**YOUR GOAL:** Your answer must consist of every line from the data below that includes the word "image".

Dataset rows for apps and sites
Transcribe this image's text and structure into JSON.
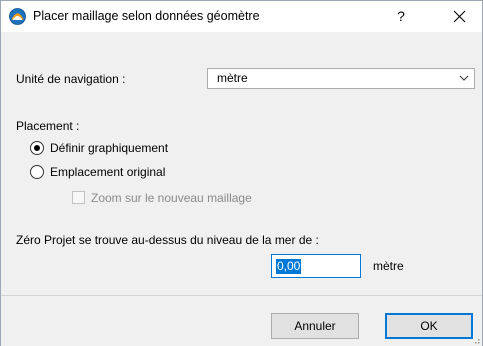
{
  "window": {
    "title": "Placer maillage selon données géomètre",
    "help_label": "?"
  },
  "navigation": {
    "label": "Unité de navigation :",
    "selected_value": "mètre"
  },
  "placement": {
    "label": "Placement :",
    "option_graphical": "Définir graphiquement",
    "option_original": "Emplacement original",
    "selected": "graphical",
    "zoom_checkbox_label": "Zoom sur le nouveau maillage",
    "zoom_checked": false,
    "zoom_enabled": false
  },
  "elevation": {
    "label": "Zéro Projet se trouve au-dessus du niveau de la mer de :",
    "value": "0,00",
    "unit": "mètre"
  },
  "buttons": {
    "cancel": "Annuler",
    "ok": "OK"
  },
  "colors": {
    "accent": "#0078d7",
    "app_icon_blue": "#1e73be",
    "app_icon_orange": "#f39c12"
  }
}
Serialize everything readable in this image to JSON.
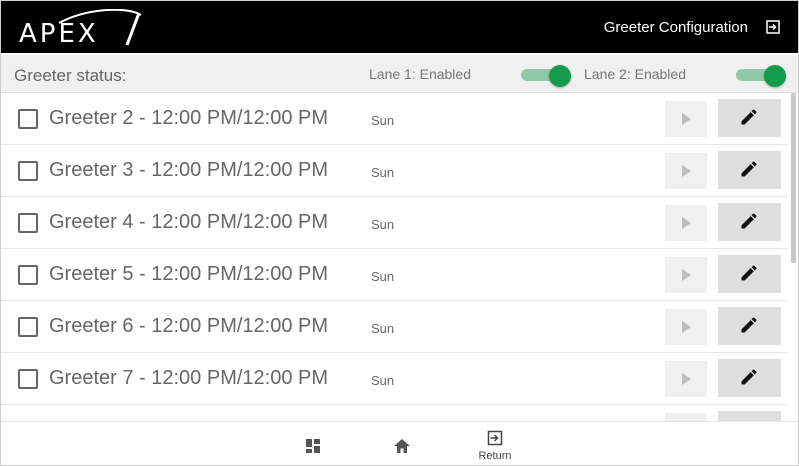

**WRITTEN ANSWER:**
Transcribe this image's text and structure into JSON.
Serialize everything readable in this image to JSON.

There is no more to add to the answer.